On the first day of RSVP, I rode about 6 hours on Accelerade, a couple of clif bars, some beef jerky (sodium), and a few other assorted nibbles. That’s not a lot of food, which means the bulk of my energy came from my fat stores. That’s good – not only does it help with weight loss, it means that I can have plenty of energy without trying to each a lot, which is bad – you can only expect to get a limited number of calories from eating without getting too much food in your stomach.

I should also probably note that you may need to back off a bit if you’re in a sport for weight loss. The goal is to get your fat-burning metabolism working well and to use that for the bulk of your ride – that means you need to spend most of your time in a comfortable aerobic range. If you can find a good group ride that isn’t too gonzo for your fitness level, you can stay comfortably aerobic on the flats and then push yourself (if you want) on the hills.

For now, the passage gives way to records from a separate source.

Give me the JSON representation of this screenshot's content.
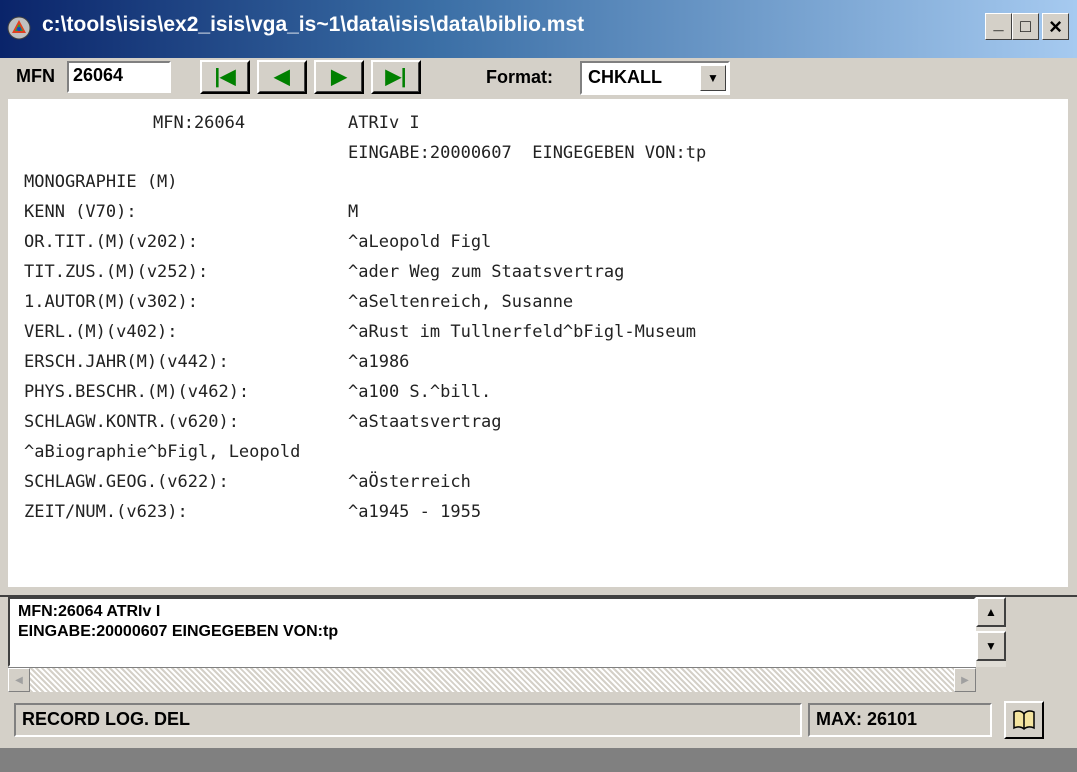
{
  "window": {
    "title": "c:\\tools\\isis\\ex2_isis\\vga_is~1\\data\\isis\\data\\biblio.mst",
    "minimize": "_",
    "maximize": "□",
    "close": "×"
  },
  "toolbar": {
    "mfn_label": "MFN",
    "mfn_value": "26064",
    "nav": [
      {
        "name": "first-record-button",
        "icon": "first-icon",
        "glyph": "|◀"
      },
      {
        "name": "previous-record-button",
        "icon": "previous-icon",
        "glyph": "◀"
      },
      {
        "name": "next-record-button",
        "icon": "next-icon",
        "glyph": "▶"
      },
      {
        "name": "last-record-button",
        "icon": "last-icon",
        "glyph": "▶|"
      }
    ],
    "format_label": "Format:",
    "format_value": "CHKALL"
  },
  "record": {
    "mfn_line_left": "MFN:26064",
    "mfn_line_right": "ATRIv I",
    "entry_line": "EINGABE:20000607  EINGEGEBEN VON:tp",
    "type_line": "MONOGRAPHIE (M)",
    "fields": [
      {
        "label": "KENN (V70):",
        "value": "M"
      },
      {
        "label": "OR.TIT.(M)(v202):",
        "value": "^aLeopold Figl"
      },
      {
        "label": "TIT.ZUS.(M)(v252):",
        "value": "^ader Weg zum Staatsvertrag"
      },
      {
        "label": "1.AUTOR(M)(v302):",
        "value": "^aSeltenreich, Susanne"
      },
      {
        "label": "VERL.(M)(v402):",
        "value": "^aRust im Tullnerfeld^bFigl-Museum"
      },
      {
        "label": "ERSCH.JAHR(M)(v442):",
        "value": "^a1986"
      },
      {
        "label": "PHYS.BESCHR.(M)(v462):",
        "value": "^a100 S.^bill."
      },
      {
        "label": "SCHLAGW.KONTR.(v620):",
        "value": "^aStaatsvertrag"
      }
    ],
    "wrap_line": "^aBiographie^bFigl, Leopold",
    "fields2": [
      {
        "label": "SCHLAGW.GEOG.(v622):",
        "value": "^aÖsterreich"
      },
      {
        "label": "ZEIT/NUM.(v623):",
        "value": "^a1945 - 1955"
      }
    ]
  },
  "brief": {
    "line1": "MFN:26064 ATRIv I",
    "line2": "EINGABE:20000607 EINGEGEBEN VON:tp"
  },
  "status": {
    "left": "RECORD LOG. DEL",
    "max": "MAX: 26101",
    "book_icon": "book-icon"
  },
  "colors": {
    "title_start": "#0a246a",
    "title_end": "#a6caf0",
    "nav_green": "#008000",
    "face": "#d4d0c8"
  }
}
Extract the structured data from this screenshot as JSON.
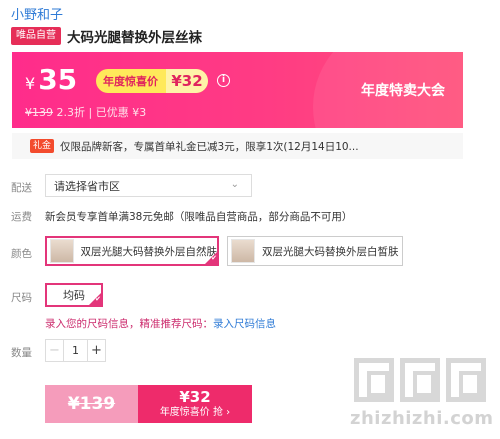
{
  "store": {
    "name": "小野和子"
  },
  "product": {
    "badge": "唯品自营",
    "title": "大码光腿替换外层丝袜"
  },
  "price_banner": {
    "currency": "¥",
    "price": "35",
    "promo_label": "年度惊喜价",
    "promo_price": "¥32",
    "info_icon": "i",
    "original_price": "¥139",
    "discount_text": "2.3折 | 已优惠 ¥3",
    "event_name": "年度特卖大会",
    "colors": {
      "banner": "#ff2c8b",
      "promo_pill": "#ffe95a"
    }
  },
  "gift": {
    "tag": "礼金",
    "text": "仅限品牌新客，专属首单礼金已减3元，限享1次(12月14日10..."
  },
  "delivery": {
    "label": "配送",
    "select_value": "请选择省市区",
    "chevron": "⌄"
  },
  "shipping": {
    "label": "运费",
    "text": "新会员专享首单满38元免邮（限唯品自营商品，部分商品不可用）"
  },
  "colors_section": {
    "label": "颜色",
    "options": [
      {
        "label": "双层光腿大码替换外层自然肤",
        "selected": true
      },
      {
        "label": "双层光腿大码替换外层白皙肤",
        "selected": false
      }
    ],
    "check": "✔"
  },
  "size_section": {
    "label": "尺码",
    "options": [
      {
        "label": "均码",
        "selected": true
      }
    ],
    "tip_prefix": "录入您的尺码信息，精准推荐尺码：",
    "tip_link": "录入尺码信息"
  },
  "quantity": {
    "label": "数量",
    "value": "1",
    "minus": "−",
    "plus": "+"
  },
  "buy": {
    "original_price": "¥139",
    "promo_price": "¥32",
    "promo_label": "年度惊喜价 抢 ›",
    "accent": "#ee2b6b"
  },
  "watermark": {
    "text": "zhizhizhi.com"
  }
}
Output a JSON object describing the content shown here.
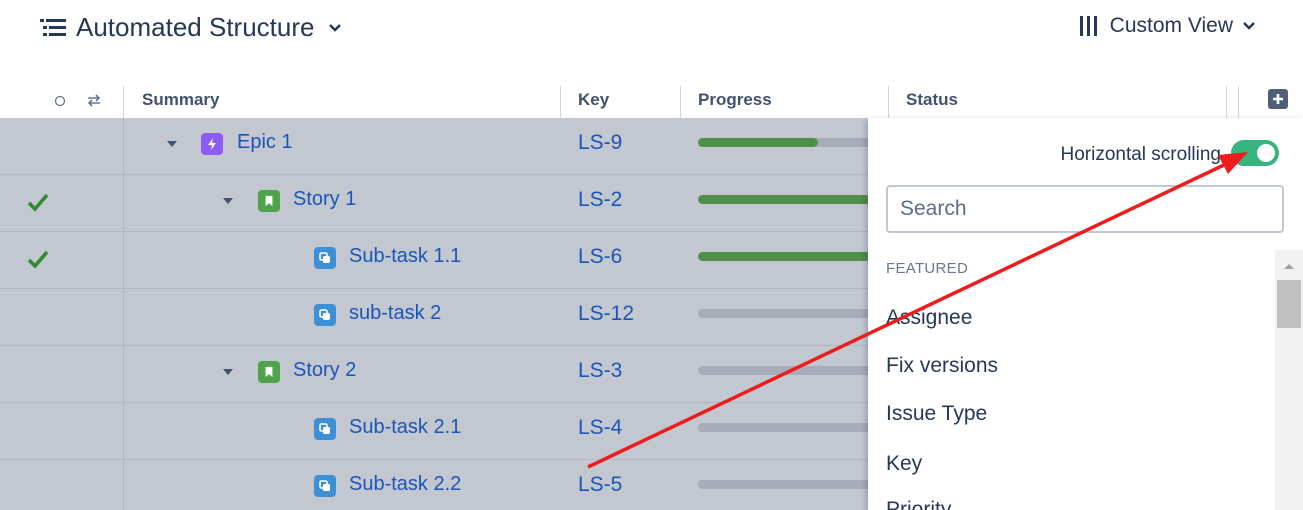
{
  "header": {
    "title": "Automated Structure",
    "custom_view": "Custom View"
  },
  "columns": {
    "summary": "Summary",
    "key": "Key",
    "progress": "Progress",
    "status": "Status"
  },
  "rows": [
    {
      "name": "Epic 1",
      "key": "LS-9",
      "type": "epic",
      "checked": false,
      "progress": 0.7
    },
    {
      "name": "Story 1",
      "key": "LS-2",
      "type": "story",
      "checked": true,
      "progress": 1.0
    },
    {
      "name": "Sub-task 1.1",
      "key": "LS-6",
      "type": "subtask",
      "checked": true,
      "progress": 1.0
    },
    {
      "name": "sub-task 2",
      "key": "LS-12",
      "type": "subtask",
      "checked": false,
      "progress": 0
    },
    {
      "name": "Story 2",
      "key": "LS-3",
      "type": "story",
      "checked": false,
      "progress": 0
    },
    {
      "name": "Sub-task 2.1",
      "key": "LS-4",
      "type": "subtask",
      "checked": false,
      "progress": 0
    },
    {
      "name": "Sub-task 2.2",
      "key": "LS-5",
      "type": "subtask",
      "checked": false,
      "progress": 0
    }
  ],
  "panel": {
    "horizontal_scrolling": "Horizontal scrolling",
    "horizontal_scrolling_on": true,
    "search_placeholder": "Search",
    "featured": "FEATURED",
    "fields": [
      "Assignee",
      "Fix versions",
      "Issue Type",
      "Key",
      "Priority"
    ]
  },
  "colors": {
    "epic": "#8b5cf6",
    "story": "#4fa34b",
    "subtask": "#3d8fd6",
    "toggle": "#36b37e",
    "arrow": "#ee1c1c",
    "link": "#1a56b8"
  },
  "icons": {
    "title": "structure-list-icon",
    "custom_view": "columns-bars-icon",
    "epic": "lightning-icon",
    "story": "bookmark-icon",
    "subtask": "subtask-icon",
    "add_column": "plus-square-icon"
  }
}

If you push too hard, you won’t establish the aerobic engine that you need. Carmichael talks about this in “The ultimate ride“, also a good book.

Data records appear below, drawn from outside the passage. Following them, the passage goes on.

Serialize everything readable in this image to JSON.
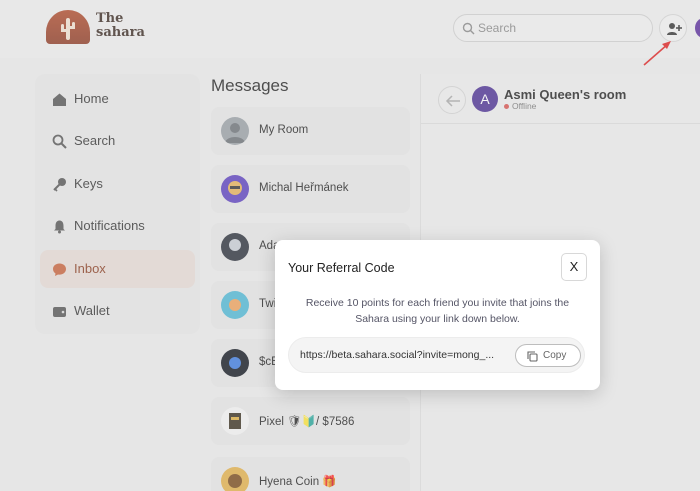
{
  "brand": {
    "line1": "The",
    "line2": "sahara"
  },
  "search": {
    "placeholder": "Search"
  },
  "sidebar": {
    "items": [
      {
        "label": "Home",
        "icon": "home-icon"
      },
      {
        "label": "Search",
        "icon": "search-icon"
      },
      {
        "label": "Keys",
        "icon": "key-icon"
      },
      {
        "label": "Notifications",
        "icon": "bell-icon"
      },
      {
        "label": "Inbox",
        "icon": "inbox-icon",
        "active": true
      },
      {
        "label": "Wallet",
        "icon": "wallet-icon"
      }
    ]
  },
  "messages": {
    "title": "Messages",
    "items": [
      {
        "name": "My Room"
      },
      {
        "name": "Michal Heřmánek"
      },
      {
        "name": "Ada"
      },
      {
        "name": "Twi"
      },
      {
        "name": "$cE"
      },
      {
        "name": "Pixel 🛡🔰/ $7586"
      },
      {
        "name": "Hyena Coin 🎁"
      }
    ]
  },
  "chat": {
    "room_title": "Asmi Queen's room",
    "avatar_letter": "A",
    "status": "Offline"
  },
  "modal": {
    "title": "Your Referral Code",
    "close_label": "X",
    "description": "Receive 10 points for each friend you invite that joins the Sahara using your link down below.",
    "link": "https://beta.sahara.social?invite=mong_...",
    "copy_label": "Copy"
  },
  "colors": {
    "accent": "#8a3b1f",
    "room_avatar": "#4b2f93",
    "offline_dot": "#d9534f"
  }
}
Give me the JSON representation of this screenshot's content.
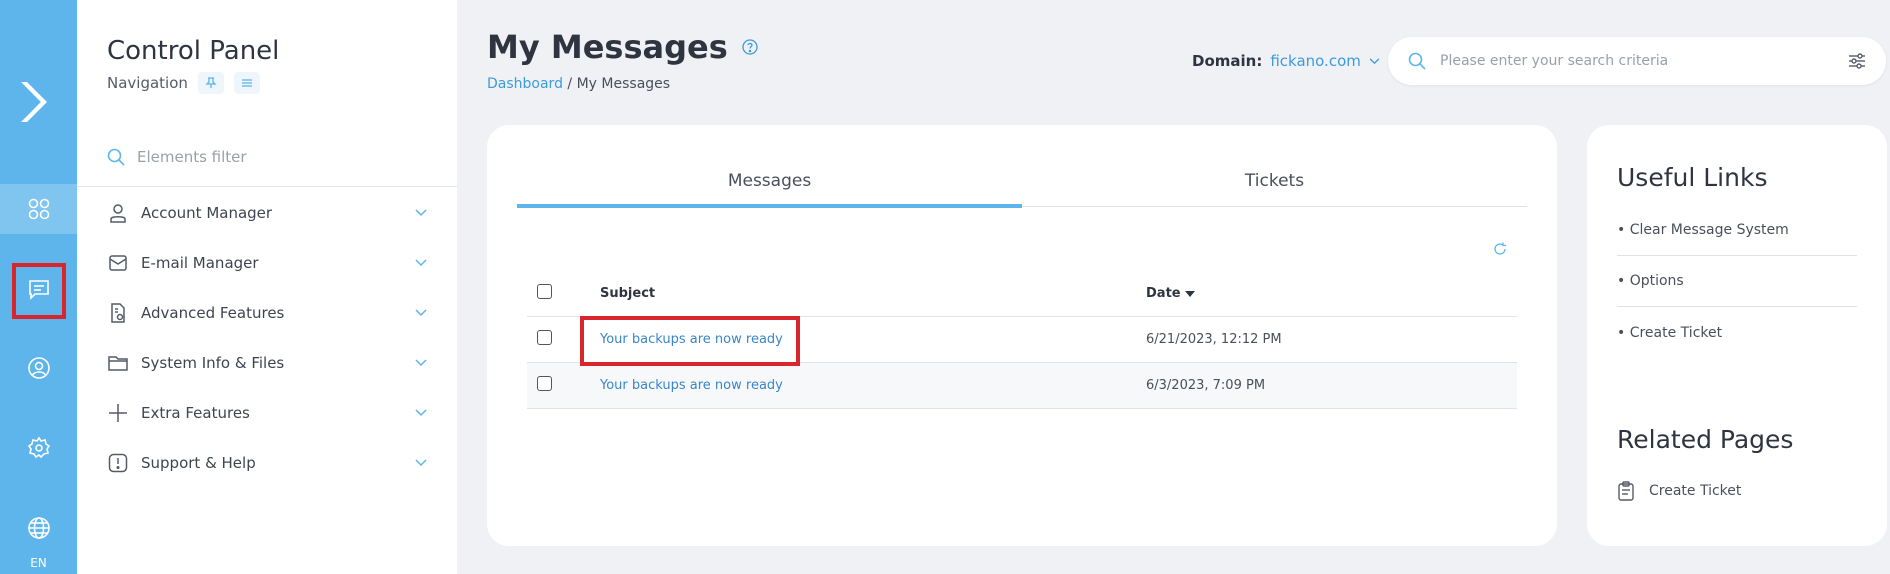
{
  "rail": {
    "items": [
      {
        "icon": "dashboard-grid-icon"
      },
      {
        "icon": "messages-icon"
      },
      {
        "icon": "user-circle-icon"
      },
      {
        "icon": "settings-gear-icon"
      },
      {
        "icon": "globe-icon"
      }
    ],
    "language": "EN"
  },
  "nav": {
    "title": "Control Panel",
    "subtitle": "Navigation",
    "filter_placeholder": "Elements filter",
    "items": [
      {
        "label": "Account Manager",
        "icon": "user-icon"
      },
      {
        "label": "E-mail Manager",
        "icon": "envelope-icon"
      },
      {
        "label": "Advanced Features",
        "icon": "document-settings-icon"
      },
      {
        "label": "System Info & Files",
        "icon": "folder-icon"
      },
      {
        "label": "Extra Features",
        "icon": "plus-icon"
      },
      {
        "label": "Support & Help",
        "icon": "alert-icon"
      }
    ]
  },
  "header": {
    "title": "My Messages",
    "breadcrumb_link": "Dashboard",
    "breadcrumb_sep": " / ",
    "breadcrumb_current": "My Messages",
    "domain_label": "Domain:",
    "domain_value": "fickano.com",
    "search_placeholder": "Please enter your search criteria"
  },
  "main": {
    "tabs": [
      {
        "label": "Messages",
        "active": true
      },
      {
        "label": "Tickets",
        "active": false
      }
    ],
    "columns": {
      "subject": "Subject",
      "date": "Date"
    },
    "rows": [
      {
        "subject": "Your backups are now ready",
        "date": "6/21/2023, 12:12 PM"
      },
      {
        "subject": "Your backups are now ready",
        "date": "6/3/2023, 7:09 PM"
      }
    ]
  },
  "sidebar_right": {
    "useful_title": "Useful Links",
    "links": [
      "• Clear Message System",
      "• Options",
      "• Create Ticket"
    ],
    "related_title": "Related Pages",
    "related": [
      {
        "label": "Create Ticket",
        "icon": "clipboard-icon"
      }
    ]
  },
  "colors": {
    "rail": "#5db5ec",
    "link": "#3c9bdc",
    "highlight": "#d9262c",
    "background": "#f0f1f5"
  }
}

Oh, and I use my scale, but mostly to weight myself before and after workouts to see how I’m doing on hydration.


RSVP 2005 non-trip report

August 9, 2005 at 6:07 pm

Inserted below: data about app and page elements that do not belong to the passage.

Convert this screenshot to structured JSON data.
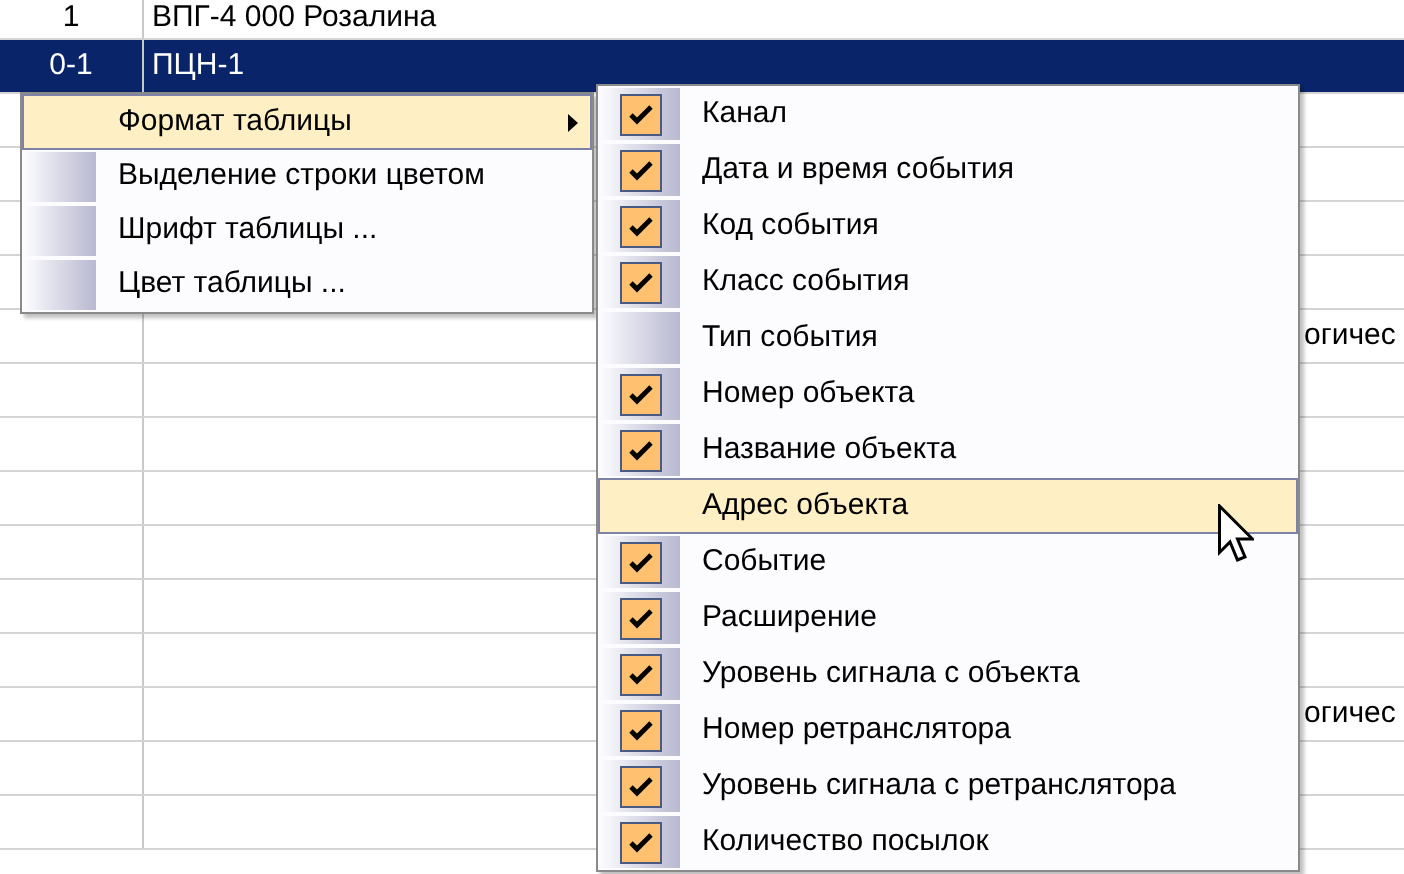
{
  "table": {
    "rows": [
      {
        "selected": false,
        "cells": {
          "column_1": "1",
          "column_2": "ВПГ-4 000 Розалина"
        }
      },
      {
        "selected": true,
        "cells": {
          "column_1": "0-1",
          "column_2": "ПЦН-1"
        }
      },
      {
        "selected": false
      },
      {
        "selected": false
      },
      {
        "selected": false
      },
      {
        "selected": false
      },
      {
        "selected": false,
        "cells": {
          "column_3": "огичес"
        }
      },
      {
        "selected": false
      },
      {
        "selected": false
      },
      {
        "selected": false
      },
      {
        "selected": false
      },
      {
        "selected": false
      },
      {
        "selected": false
      },
      {
        "selected": false,
        "cells": {
          "column_3": "огичес"
        }
      },
      {
        "selected": false
      },
      {
        "selected": false
      }
    ]
  },
  "context_menu": {
    "items": [
      {
        "label": "Формат таблицы",
        "has_submenu": true,
        "selected": true
      },
      {
        "label": "Выделение строки цветом",
        "has_submenu": false,
        "selected": false
      },
      {
        "label": "Шрифт таблицы ...",
        "has_submenu": false,
        "selected": false
      },
      {
        "label": "Цвет таблицы ...",
        "has_submenu": false,
        "selected": false
      }
    ]
  },
  "submenu": {
    "items": [
      {
        "label": "Канал",
        "checked": true,
        "selected": false
      },
      {
        "label": "Дата и время события",
        "checked": true,
        "selected": false
      },
      {
        "label": "Код события",
        "checked": true,
        "selected": false
      },
      {
        "label": "Класс события",
        "checked": true,
        "selected": false
      },
      {
        "label": "Тип события",
        "checked": false,
        "selected": false
      },
      {
        "label": "Номер объекта",
        "checked": true,
        "selected": false
      },
      {
        "label": "Название объекта",
        "checked": true,
        "selected": false
      },
      {
        "label": "Адрес объекта",
        "checked": false,
        "selected": true
      },
      {
        "label": "Событие",
        "checked": true,
        "selected": false
      },
      {
        "label": "Расширение",
        "checked": true,
        "selected": false
      },
      {
        "label": "Уровень сигнала с объекта",
        "checked": true,
        "selected": false
      },
      {
        "label": "Номер ретранслятора",
        "checked": true,
        "selected": false
      },
      {
        "label": "Уровень сигнала с ретранслятора",
        "checked": true,
        "selected": false
      },
      {
        "label": "Количество посылок",
        "checked": true,
        "selected": false
      }
    ]
  }
}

I joined somewhere around 900 other riders on RSVP this past weekend, for my second time in as many years, and I’m now recuperating in sunny Walnut Creek, CA.

I had intended to write a general ride report, something like, I did last year. Though restricting myself to topics that people find interesting has never been one of my guidelines in writing blog entries – a fact that should be painfully obvious thus far – I’ve decided not to tell you that I had one flat, and consumed 132 oz of Blueberry Accelerade. Nor will I tell you my maximum heart rate (163), the total number of miles (around 195), or other minutiae.

Instead, I’m not going to write that at all. In fact, I started doing a “trip report lite” (30% less boring), but just deleted 250 words of it.

Instead, I’d like to talk about nicknames.

The first – and arguably lamest  – example really wasn’t a nickname, but a description. “Yellow Jersey Women” describes a women who I pulled through one unexpectedly windy section of the first day, but who disappeared before we could learn her way. Yellow Jersey (not her real name) also rode with us the second day and was a nice addition to the group on the second day, when she held up her end by riding in another yellow jersey, though there was an unconfirmed report of an early morning sighting of a white jersey. Tamara was a good addition to the group.

The second was coming up with a nickname for Jeff, which was an undertaking of the utmost importance. I tried out “Georgie” a few times on Saturday morning. Jeff was at the front, doing his best imitation of George Hincapie, spending extended time at the front of the group, while I did my best imitation of a tour team leader – hanging back and not doing any work. “Georgie” stuck okay until we made a stop at a store near Lynden to get some hot food. Jeff stopped for some mac & cheese, decided to add a piece of chicken, and then walked out of the store with an entire roast chicken. So, “Chicken boy” was awarded, though I’m unsure if it will remain sticky over time. Jeff confounded the whole thing by wearing his “Sponge Bob” jersey the second day, which provided some unfortunate competition with “chicken boy” (hmm. Perhaps “Mr. Chicken” or even “Señor Pollo” would be better…), and was certainly a crowd favorite.

There was no obvious choice for Gustavo on the first day. “Guy who can outride me pretty much anywhere” was a bit ungainly, and “somewhat unattentive son-in-law”, while a fair description, lacked the necessary panache. Gustavo solved things the second day by showing up in white calf-height socks, and “sock boy” was awarded at the appropriate time. Through a rather bizarre juxtaposition of the addition of another Microsoft rider, a discussion of the difficiencies of nutrition bars, a 15-minute ferry wait, a felicitously positioned pickup-load of potatoes, and a lack of free time on Jeff and my part to form a band using a specific name, he was temporarily awarded the appelation “groin potatoes”, which is one of the least sticky nicknames I’ve heard of.